--- YOUR OBJECTIVE ---
If a line of the listing contains the string "sidebar", return that line.
::::::::
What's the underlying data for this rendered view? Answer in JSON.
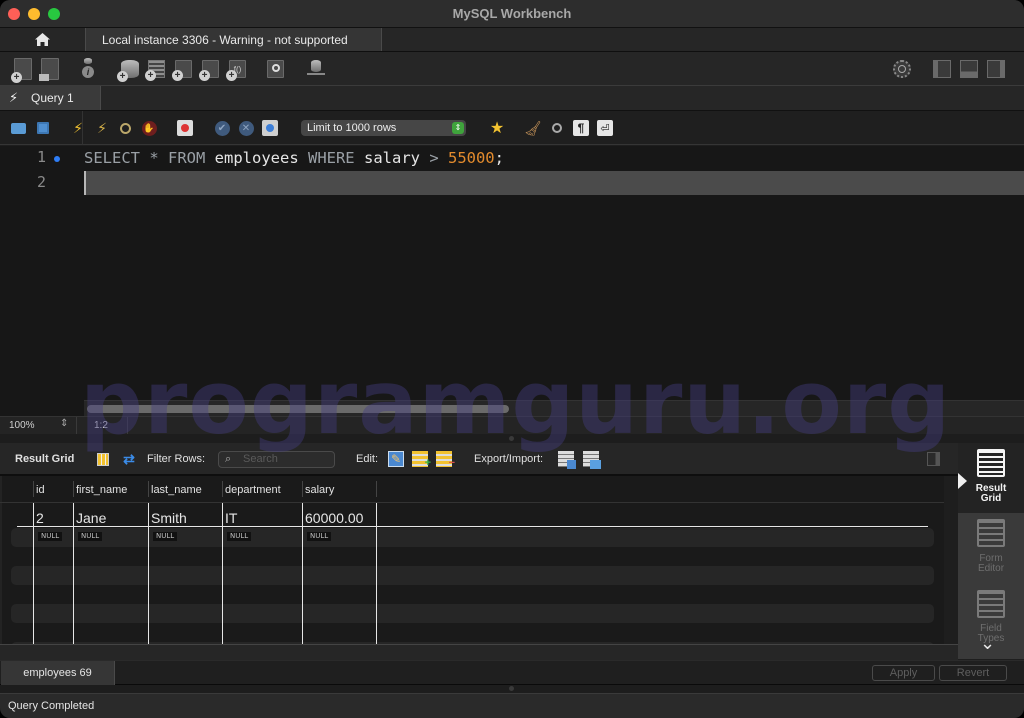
{
  "window": {
    "title": "MySQL Workbench",
    "traffic_lights": [
      "close",
      "minimize",
      "maximize"
    ]
  },
  "connection_tabs": {
    "home_icon": "home-icon",
    "active_tab": "Local instance 3306 - Warning - not supported"
  },
  "main_toolbar": {
    "buttons": [
      {
        "name": "new-sql-tab",
        "icon": "sql-file-plus-icon"
      },
      {
        "name": "open-sql-script",
        "icon": "sql-file-open-icon"
      },
      {
        "name": "schema-inspector",
        "icon": "info-icon"
      },
      {
        "name": "create-schema",
        "icon": "database-plus-icon"
      },
      {
        "name": "create-table",
        "icon": "table-plus-icon"
      },
      {
        "name": "create-view",
        "icon": "view-plus-icon"
      },
      {
        "name": "create-procedure",
        "icon": "procedure-plus-icon"
      },
      {
        "name": "create-function",
        "icon": "function-plus-icon"
      },
      {
        "name": "search-table-data",
        "icon": "table-search-icon"
      },
      {
        "name": "reconnect",
        "icon": "db-reconnect-icon"
      }
    ],
    "right_buttons": [
      "preferences-icon",
      "toggle-sidebar-icon",
      "toggle-output-icon",
      "toggle-secondary-sidebar-icon"
    ]
  },
  "query_tabs": [
    {
      "label": "Query 1",
      "icon": "lightning-icon",
      "active": true
    }
  ],
  "sql_toolbar": {
    "limit_select": "Limit to 1000 rows",
    "buttons": [
      "open-file-icon",
      "save-file-icon",
      "execute-icon",
      "execute-current-icon",
      "explain-icon",
      "stop-icon",
      "toggle-continue-on-error-icon",
      "commit-icon",
      "rollback-icon",
      "autocommit-icon",
      "add-snippet-icon",
      "beautify-icon",
      "find-icon",
      "invisible-chars-icon",
      "wrap-lines-icon"
    ]
  },
  "editor": {
    "lines": [
      {
        "number": "1",
        "has_marker": true,
        "tokens": [
          {
            "text": "SELECT",
            "type": "kw"
          },
          {
            "text": " * ",
            "type": "kw"
          },
          {
            "text": "FROM",
            "type": "kw"
          },
          {
            "text": " employees ",
            "type": "ident"
          },
          {
            "text": "WHERE",
            "type": "kw"
          },
          {
            "text": " salary ",
            "type": "ident"
          },
          {
            "text": "> ",
            "type": "kw"
          },
          {
            "text": "55000",
            "type": "num"
          },
          {
            "text": ";",
            "type": "ident"
          }
        ]
      },
      {
        "number": "2",
        "has_marker": false,
        "tokens": []
      }
    ],
    "watermark": "programguru.org",
    "zoom": "100%",
    "cursor_position": "1:2"
  },
  "result_toolbar": {
    "title": "Result Grid",
    "filter_label": "Filter Rows:",
    "search_placeholder": "Search",
    "edit_label": "Edit:",
    "export_label": "Export/Import:"
  },
  "result_grid": {
    "columns": [
      "id",
      "first_name",
      "last_name",
      "department",
      "salary"
    ],
    "rows": [
      [
        "2",
        "Jane",
        "Smith",
        "IT",
        "60000.00"
      ]
    ],
    "new_row_placeholder": [
      "NULL",
      "NULL",
      "NULL",
      "NULL",
      "NULL"
    ]
  },
  "side_panel": {
    "items": [
      {
        "label_line1": "Result",
        "label_line2": "Grid",
        "active": true
      },
      {
        "label_line1": "Form",
        "label_line2": "Editor",
        "active": false
      },
      {
        "label_line1": "Field",
        "label_line2": "Types",
        "active": false
      }
    ]
  },
  "result_tabs": {
    "active_tab": "employees 69",
    "apply_label": "Apply",
    "revert_label": "Revert"
  },
  "status_bar": {
    "text": "Query Completed"
  }
}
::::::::
--- OUTPUT OF THE TASK ---
      "toggle-sidebar-icon",
      "toggle-secondary-sidebar-icon"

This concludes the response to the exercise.